19
May

EP 043 Vinay Gupta on Survival and Enlightenment

I am, by temperament and experience, more sanguine about all of this than he is. I tend to think things will eventually work themselves out over time. My enlightenment experiences have been mild and pleasant; if mine had been as harrowing as his, I would probably feel as he does. As a technical note, there were some sound issues on our Transatlantic Skype call, which occasionally made it sound as though one of us was conducting the call while having a bath or as if we had ghost hunter-style EVPs from beyond the grave on the line. I apologize for these and hope they do not interfere with your listening enjoyment. Photo: Robin

15
Apr

EP 42 Camelia Elias on Clear Sight and Clean Cuts

Camelia Elias holds a PhD and DPhil and spent the last twenty years as a professor of literature, most recently at Roskilde University in Denmark. Recently, she escaped academia to start an online school, Aradia Academy, where she teaches cartomancy (card reading); that is, how to read—yourself, someone else, books, pictures, films, the situation, the problem, or anything else—without belief, emotion, preconceptions or other obscurations getting in the way.   She recently said, "Why is reading cards fascinating? Because their visual language allows us to bypass everything we know or think we know."   Boiling our conversation down to the keywords, we talk about: interesting—curiosity—dullness—belief—vastness—strategy—one cut—the present circumstances—"and yet"—concrete—psychomagic—Jodorowsky—Freud—Boom! (L to R)

29
Mar

EP 041 Gary Lachman on the Lost Knowledge of the Imagination

Today, I talk with Gary Lachman about his latest book, The Lost Knowledge of the Imagination. We discuss the need to balance the analytic "survival mode" consciousness of the external world with an older way of thinking that prioritizes the inner landscape and the imagination. We also discuss the necessity of creative outlets to regulate how much of the sensory world we take in and process, to open the valve all the way for peak experience and dial it down so we remember to do the dishes. I spend a good bit of the interview groping toward, but never reaching, the concept of a gestalt as a shorthand mental representation of external or internal objects. Some events do not pack down well to a gestalt representation, while others form

06
Nov

EP 040 Jason Fagone on Elizabeth Smith Friedman, Codebreaker
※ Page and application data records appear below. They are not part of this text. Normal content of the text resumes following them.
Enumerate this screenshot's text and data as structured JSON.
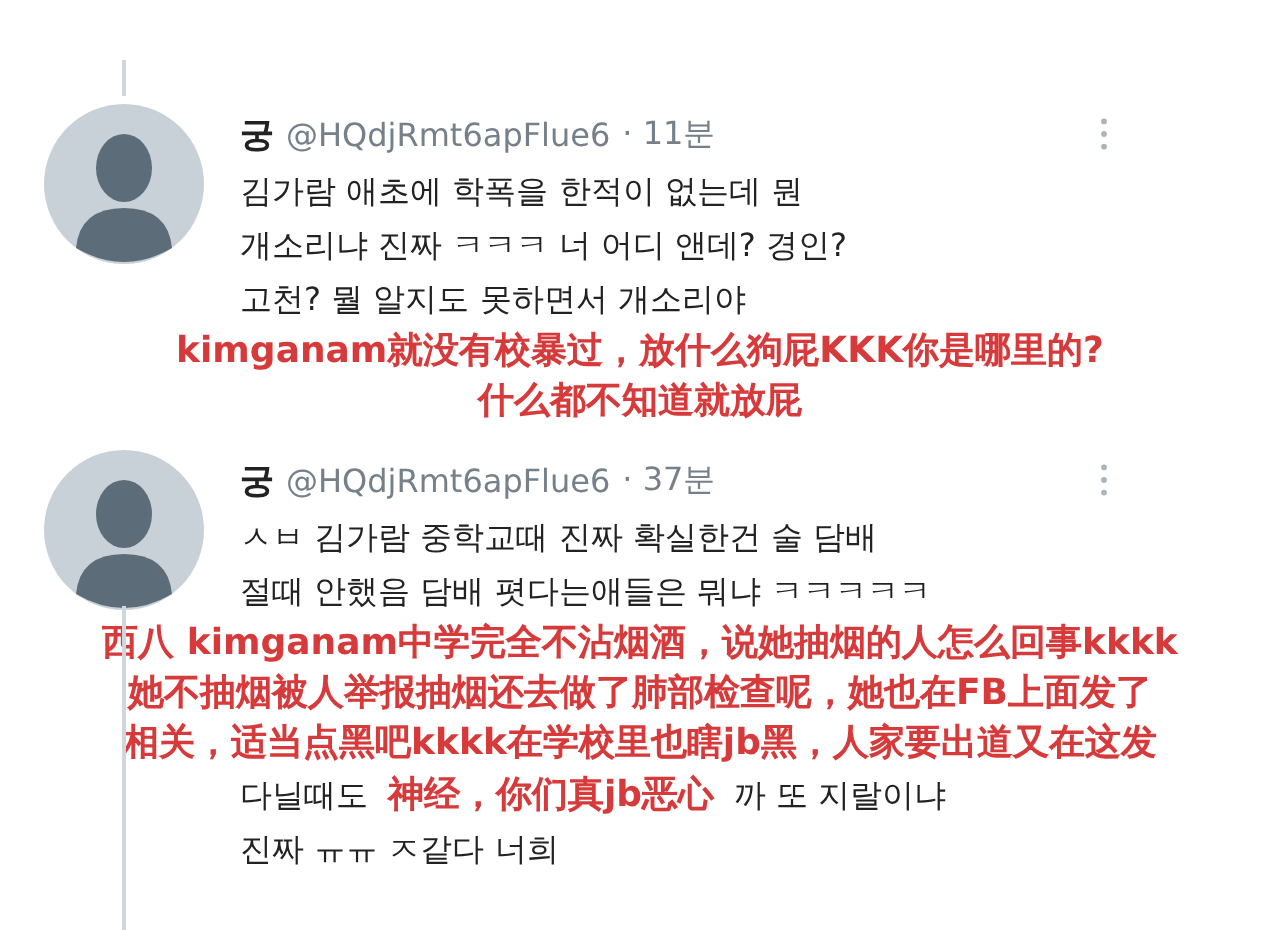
{
  "tweets": [
    {
      "author": "궁",
      "handle": "@HQdjRmt6apFlue6",
      "time": "· 11분",
      "body": [
        {
          "kind": "line",
          "text": "김가람 애초에 학폭을 한적이 없는데 뭔"
        },
        {
          "kind": "line",
          "text": "개소리냐 진짜 ㅋㅋㅋ 너 어디 앤데? 경인?"
        },
        {
          "kind": "line",
          "text": "고천? 뭘 알지도 못하면서 개소리야"
        },
        {
          "kind": "caption",
          "lines": [
            "kimganam就没有校暴过，放什么狗屁KKK你是哪里的?",
            "什么都不知道就放屁"
          ]
        }
      ]
    },
    {
      "author": "궁",
      "handle": "@HQdjRmt6apFlue6",
      "time": "· 37분",
      "body": [
        {
          "kind": "line",
          "text": "ㅅㅂ 김가람 중학교때 진짜 확실한건 술 담배"
        },
        {
          "kind": "line",
          "text": "절때 안했음 담배 폇다는애들은 뭐냐 ㅋㅋㅋㅋㅋ"
        },
        {
          "kind": "caption",
          "lines": [
            "西八 kimganam中学完全不沾烟酒，说她抽烟的人怎么回事kkkk",
            "她不抽烟被人举报抽烟还去做了肺部检查呢，她也在FB上面发了",
            "相关，适当点黑吧kkkk在学校里也瞎jb黑，人家要出道又在这发"
          ]
        },
        {
          "kind": "split",
          "left": "다닐때도",
          "caption": "神经，你们真jb恶心",
          "right": "까 또 지랄이냐"
        },
        {
          "kind": "line",
          "text": "진짜 ㅠㅠ ㅈ같다 너희"
        }
      ]
    }
  ]
}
I used to see some amazing obituaries, often in British newspapers, detailing a remarkable life lived by someone who had worked undercover during WWII, escaped from Nazis, and gone on to live to a great old age. Frequently, these people were forgotten or never spoke of their adventures. Elizabeth Smith Friedman, the subject of Jason Fagone's new biography, The Woman Who Smashed Codes, is one of those rare people, though her story begins with a search for the true author of Shakespeare, runs through two world wars, includes a stint fighting gangsters and rumrunners (and the jealousy of J. Edgar Hoover) and the foundation of the NSA, and ends with more Shakespeare. It sounds like a whole series of detective novels rolled into one, yet Elizabeth was a real

24
Oct

Daniel Ingram has a successful career as an ER doctor, but he's best known on the Internet for being a meditator and meditation teacher. He's the author of Mastering the Core Teachings of the Buddha: an Unusually Hardcore Dharma Book, which I first read about over on Scott Alexander's blog Slate Star Codex here and here. Daniel made some waves in the dharma community by claiming to have attained enlightenment as an arahat. On today's podcast, we talk about the different ways to assess that claim, what states and insights may occur on the way to enlightenment, and what to do if you get yourself into a spiritual crisis of one sort or another. We also talk about some of my meditative experiences and how to